TASK PROMPT: Print the records exactly as they are written.

MATERIAL PROVIDED:

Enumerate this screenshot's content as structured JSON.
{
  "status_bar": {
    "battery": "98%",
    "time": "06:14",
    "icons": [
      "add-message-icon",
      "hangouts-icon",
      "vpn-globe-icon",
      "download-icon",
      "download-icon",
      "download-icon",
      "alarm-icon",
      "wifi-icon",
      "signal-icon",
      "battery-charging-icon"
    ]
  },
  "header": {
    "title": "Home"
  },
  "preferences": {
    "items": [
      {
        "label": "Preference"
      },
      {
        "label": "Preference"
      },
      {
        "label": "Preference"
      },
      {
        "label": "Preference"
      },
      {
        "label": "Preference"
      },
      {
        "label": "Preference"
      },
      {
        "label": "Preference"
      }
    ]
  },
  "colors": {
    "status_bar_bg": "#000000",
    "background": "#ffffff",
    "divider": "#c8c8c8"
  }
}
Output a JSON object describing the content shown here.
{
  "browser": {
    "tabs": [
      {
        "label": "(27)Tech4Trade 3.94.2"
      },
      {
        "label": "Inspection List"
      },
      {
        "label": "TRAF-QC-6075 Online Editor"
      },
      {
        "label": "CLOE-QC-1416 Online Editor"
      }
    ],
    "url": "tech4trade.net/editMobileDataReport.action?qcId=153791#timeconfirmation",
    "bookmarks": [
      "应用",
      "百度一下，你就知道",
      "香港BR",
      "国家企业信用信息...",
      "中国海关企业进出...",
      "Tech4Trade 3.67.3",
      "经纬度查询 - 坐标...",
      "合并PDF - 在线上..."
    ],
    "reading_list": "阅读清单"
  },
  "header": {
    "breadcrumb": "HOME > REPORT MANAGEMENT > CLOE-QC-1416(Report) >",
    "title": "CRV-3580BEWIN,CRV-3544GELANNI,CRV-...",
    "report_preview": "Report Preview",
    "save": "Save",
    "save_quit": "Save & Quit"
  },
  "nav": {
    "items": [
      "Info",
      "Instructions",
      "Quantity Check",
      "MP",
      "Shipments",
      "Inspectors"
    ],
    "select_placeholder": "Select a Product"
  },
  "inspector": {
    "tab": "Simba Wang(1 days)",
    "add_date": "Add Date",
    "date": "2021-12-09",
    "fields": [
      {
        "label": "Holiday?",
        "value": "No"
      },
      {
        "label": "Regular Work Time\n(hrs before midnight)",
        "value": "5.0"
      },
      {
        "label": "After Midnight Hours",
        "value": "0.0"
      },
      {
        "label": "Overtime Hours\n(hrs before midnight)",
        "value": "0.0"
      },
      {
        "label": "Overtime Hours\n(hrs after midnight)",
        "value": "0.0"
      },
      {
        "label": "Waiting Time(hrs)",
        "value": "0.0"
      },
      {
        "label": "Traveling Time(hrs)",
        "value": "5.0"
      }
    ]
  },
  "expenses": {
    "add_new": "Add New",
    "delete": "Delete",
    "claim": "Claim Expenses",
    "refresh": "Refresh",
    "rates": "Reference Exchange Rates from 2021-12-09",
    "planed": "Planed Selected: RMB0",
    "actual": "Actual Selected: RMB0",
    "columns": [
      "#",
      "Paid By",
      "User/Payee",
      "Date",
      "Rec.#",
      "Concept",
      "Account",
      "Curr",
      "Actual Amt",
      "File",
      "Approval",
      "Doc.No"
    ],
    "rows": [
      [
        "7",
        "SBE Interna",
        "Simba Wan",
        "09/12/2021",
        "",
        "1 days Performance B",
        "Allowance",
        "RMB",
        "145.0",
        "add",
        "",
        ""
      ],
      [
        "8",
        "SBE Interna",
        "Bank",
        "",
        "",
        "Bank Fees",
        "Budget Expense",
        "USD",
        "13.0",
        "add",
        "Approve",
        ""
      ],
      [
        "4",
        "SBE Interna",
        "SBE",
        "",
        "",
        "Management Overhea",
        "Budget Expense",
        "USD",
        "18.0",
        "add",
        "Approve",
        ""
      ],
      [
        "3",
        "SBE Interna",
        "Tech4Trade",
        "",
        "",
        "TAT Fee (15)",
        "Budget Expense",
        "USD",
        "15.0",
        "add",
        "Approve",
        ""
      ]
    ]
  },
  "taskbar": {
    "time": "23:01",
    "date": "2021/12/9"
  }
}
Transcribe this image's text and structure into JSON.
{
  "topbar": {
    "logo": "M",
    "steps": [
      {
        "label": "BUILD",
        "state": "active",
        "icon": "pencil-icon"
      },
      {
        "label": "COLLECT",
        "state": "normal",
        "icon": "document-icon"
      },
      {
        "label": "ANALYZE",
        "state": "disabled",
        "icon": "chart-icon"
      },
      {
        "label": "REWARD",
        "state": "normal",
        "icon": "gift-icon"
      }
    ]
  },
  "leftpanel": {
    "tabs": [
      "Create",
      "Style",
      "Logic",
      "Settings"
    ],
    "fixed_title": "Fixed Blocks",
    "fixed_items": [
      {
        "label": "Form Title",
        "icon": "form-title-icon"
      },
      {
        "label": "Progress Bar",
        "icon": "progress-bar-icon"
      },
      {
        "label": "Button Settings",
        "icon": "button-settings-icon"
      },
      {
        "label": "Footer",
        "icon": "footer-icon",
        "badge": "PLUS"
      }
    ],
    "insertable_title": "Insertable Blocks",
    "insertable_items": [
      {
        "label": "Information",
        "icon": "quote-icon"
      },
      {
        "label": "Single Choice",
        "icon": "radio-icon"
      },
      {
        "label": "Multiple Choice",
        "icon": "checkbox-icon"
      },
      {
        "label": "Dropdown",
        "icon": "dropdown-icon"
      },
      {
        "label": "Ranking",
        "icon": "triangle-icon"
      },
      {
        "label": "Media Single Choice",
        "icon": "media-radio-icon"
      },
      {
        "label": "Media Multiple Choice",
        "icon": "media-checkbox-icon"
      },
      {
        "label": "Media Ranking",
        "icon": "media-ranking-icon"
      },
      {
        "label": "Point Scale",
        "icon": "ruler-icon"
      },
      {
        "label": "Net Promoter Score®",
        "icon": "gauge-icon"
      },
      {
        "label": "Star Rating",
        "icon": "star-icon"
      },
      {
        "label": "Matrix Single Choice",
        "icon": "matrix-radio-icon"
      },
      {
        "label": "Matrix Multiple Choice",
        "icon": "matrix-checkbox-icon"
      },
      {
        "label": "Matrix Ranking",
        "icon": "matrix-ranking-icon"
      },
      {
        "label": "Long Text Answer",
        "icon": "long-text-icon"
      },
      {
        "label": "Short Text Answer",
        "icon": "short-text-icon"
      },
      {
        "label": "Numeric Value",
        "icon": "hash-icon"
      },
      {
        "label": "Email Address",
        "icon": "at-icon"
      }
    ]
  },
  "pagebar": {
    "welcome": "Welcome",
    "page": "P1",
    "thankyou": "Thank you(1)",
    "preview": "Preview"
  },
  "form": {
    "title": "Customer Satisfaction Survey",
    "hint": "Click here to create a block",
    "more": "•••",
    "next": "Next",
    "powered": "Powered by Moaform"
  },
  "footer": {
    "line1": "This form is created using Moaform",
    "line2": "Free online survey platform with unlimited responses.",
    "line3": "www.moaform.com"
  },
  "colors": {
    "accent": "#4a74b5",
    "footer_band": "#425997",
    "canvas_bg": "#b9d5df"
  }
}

COMPLETED EXERCISE:
Enumerate this screenshot's content as structured JSON.
{
  "status_bar": {
    "battery": "98%",
    "time": "06:14",
    "icons": [
      "add-message-icon",
      "hangouts-icon",
      "vpn-globe-icon",
      "download-icon",
      "download-icon",
      "download-icon",
      "alarm-icon",
      "wifi-icon",
      "signal-icon",
      "battery-charging-icon"
    ]
  },
  "header": {
    "title": "Home"
  },
  "preferences": {
    "items": [
      {
        "label": "Preference"
      },
      {
        "label": "Preference"
      },
      {
        "label": "Preference"
      },
      {
        "label": "Preference"
      },
      {
        "label": "Preference"
      },
      {
        "label": "Preference"
      },
      {
        "label": "Preference"
      }
    ]
  },
  "colors": {
    "status_bar_bg": "#000000",
    "background": "#ffffff",
    "divider": "#c8c8c8"
  }
}
Output a JSON object describing the content shown here.
{
  "browser": {
    "tabs": [
      {
        "label": "(27)Tech4Trade 3.94.2"
      },
      {
        "label": "Inspection List"
      },
      {
        "label": "TRAF-QC-6075 Online Editor"
      },
      {
        "label": "CLOE-QC-1416 Online Editor"
      }
    ],
    "url": "tech4trade.net/editMobileDataReport.action?qcId=153791#timeconfirmation",
    "bookmarks": [
      "应用",
      "百度一下，你就知道",
      "香港BR",
      "国家企业信用信息...",
      "中国海关企业进出...",
      "Tech4Trade 3.67.3",
      "经纬度查询 - 坐标...",
      "合并PDF - 在线上..."
    ],
    "reading_list": "阅读清单"
  },
  "header": {
    "breadcrumb": "HOME > REPORT MANAGEMENT > CLOE-QC-1416(Report) >",
    "title": "CRV-3580BEWIN,CRV-3544GELANNI,CRV-...",
    "report_preview": "Report Preview",
    "save": "Save",
    "save_quit": "Save & Quit"
  },
  "nav": {
    "items": [
      "Info",
      "Instructions",
      "Quantity Check",
      "MP",
      "Shipments",
      "Inspectors"
    ],
    "select_placeholder": "Select a Product"
  },
  "inspector": {
    "tab": "Simba Wang(1 days)",
    "add_date": "Add Date",
    "date": "2021-12-09",
    "fields": [
      {
        "label": "Holiday?",
        "value": "No"
      },
      {
        "label": "Regular Work Time\n(hrs before midnight)",
        "value": "5.0"
      },
      {
        "label": "After Midnight Hours",
        "value": "0.0"
      },
      {
        "label": "Overtime Hours\n(hrs before midnight)",
        "value": "0.0"
      },
      {
        "label": "Overtime Hours\n(hrs after midnight)",
        "value": "0.0"
      },
      {
        "label": "Waiting Time(hrs)",
        "value": "0.0"
      },
      {
        "label": "Traveling Time(hrs)",
        "value": "5.0"
      }
    ]
  },
  "expenses": {
    "add_new": "Add New",
    "delete": "Delete",
    "claim": "Claim Expenses",
    "refresh": "Refresh",
    "rates": "Reference Exchange Rates from 2021-12-09",
    "planed": "Planed Selected: RMB0",
    "actual": "Actual Selected: RMB0",
    "columns": [
      "#",
      "Paid By",
      "User/Payee",
      "Date",
      "Rec.#",
      "Concept",
      "Account",
      "Curr",
      "Actual Amt",
      "File",
      "Approval",
      "Doc.No"
    ],
    "rows": [
      [
        "7",
        "SBE Interna",
        "Simba Wan",
        "09/12/2021",
        "",
        "1 days Performance B",
        "Allowance",
        "RMB",
        "145.0",
        "add",
        "",
        ""
      ],
      [
        "8",
        "SBE Interna",
        "Bank",
        "",
        "",
        "Bank Fees",
        "Budget Expense",
        "USD",
        "13.0",
        "add",
        "Approve",
        ""
      ],
      [
        "4",
        "SBE Interna",
        "SBE",
        "",
        "",
        "Management Overhea",
        "Budget Expense",
        "USD",
        "18.0",
        "add",
        "Approve",
        ""
      ],
      [
        "3",
        "SBE Interna",
        "Tech4Trade",
        "",
        "",
        "TAT Fee (15)",
        "Budget Expense",
        "USD",
        "15.0",
        "add",
        "Approve",
        ""
      ]
    ]
  },
  "taskbar": {
    "time": "23:01",
    "date": "2021/12/9"
  }
}
Transcribe this image's text and structure into JSON.
{
  "topbar": {
    "logo": "M",
    "steps": [
      {
        "label": "BUILD",
        "state": "active",
        "icon": "pencil-icon"
      },
      {
        "label": "COLLECT",
        "state": "normal",
        "icon": "document-icon"
      },
      {
        "label": "ANALYZE",
        "state": "disabled",
        "icon": "chart-icon"
      },
      {
        "label": "REWARD",
        "state": "normal",
        "icon": "gift-icon"
      }
    ]
  },
  "leftpanel": {
    "tabs": [
      "Create",
      "Style",
      "Logic",
      "Settings"
    ],
    "fixed_title": "Fixed Blocks",
    "fixed_items": [
      {
        "label": "Form Title",
        "icon": "form-title-icon"
      },
      {
        "label": "Progress Bar",
        "icon": "progress-bar-icon"
      },
      {
        "label": "Button Settings",
        "icon": "button-settings-icon"
      },
      {
        "label": "Footer",
        "icon": "footer-icon",
        "badge": "PLUS"
      }
    ],
    "insertable_title": "Insertable Blocks",
    "insertable_items": [
      {
        "label": "Information",
        "icon": "quote-icon"
      },
      {
        "label": "Single Choice",
        "icon": "radio-icon"
      },
      {
        "label": "Multiple Choice",
        "icon": "checkbox-icon"
      },
      {
        "label": "Dropdown",
        "icon": "dropdown-icon"
      },
      {
        "label": "Ranking",
        "icon": "triangle-icon"
      },
      {
        "label": "Media Single Choice",
        "icon": "media-radio-icon"
      },
      {
        "label": "Media Multiple Choice",
        "icon": "media-checkbox-icon"
      },
      {
        "label": "Media Ranking",
        "icon": "media-ranking-icon"
      },
      {
        "label": "Point Scale",
        "icon": "ruler-icon"
      },
      {
        "label": "Net Promoter Score®",
        "icon": "gauge-icon"
      },
      {
        "label": "Star Rating",
        "icon": "star-icon"
      },
      {
        "label": "Matrix Single Choice",
        "icon": "matrix-radio-icon"
      },
      {
        "label": "Matrix Multiple Choice",
        "icon": "matrix-checkbox-icon"
      },
      {
        "label": "Matrix Ranking",
        "icon": "matrix-ranking-icon"
      },
      {
        "label": "Long Text Answer",
        "icon": "long-text-icon"
      },
      {
        "label": "Short Text Answer",
        "icon": "short-text-icon"
      },
      {
        "label": "Numeric Value",
        "icon": "hash-icon"
      },
      {
        "label": "Email Address",
        "icon": "at-icon"
      }
    ]
  },
  "pagebar": {
    "welcome": "Welcome",
    "page": "P1",
    "thankyou": "Thank you(1)",
    "preview": "Preview"
  },
  "form": {
    "title": "Customer Satisfaction Survey",
    "hint": "Click here to create a block",
    "more": "•••",
    "next": "Next",
    "powered": "Powered by Moaform"
  },
  "footer": {
    "line1": "This form is created using Moaform",
    "line2": "Free online survey platform with unlimited responses.",
    "line3": "www.moaform.com"
  },
  "colors": {
    "accent": "#4a74b5",
    "footer_band": "#425997",
    "canvas_bg": "#b9d5df"
  }
}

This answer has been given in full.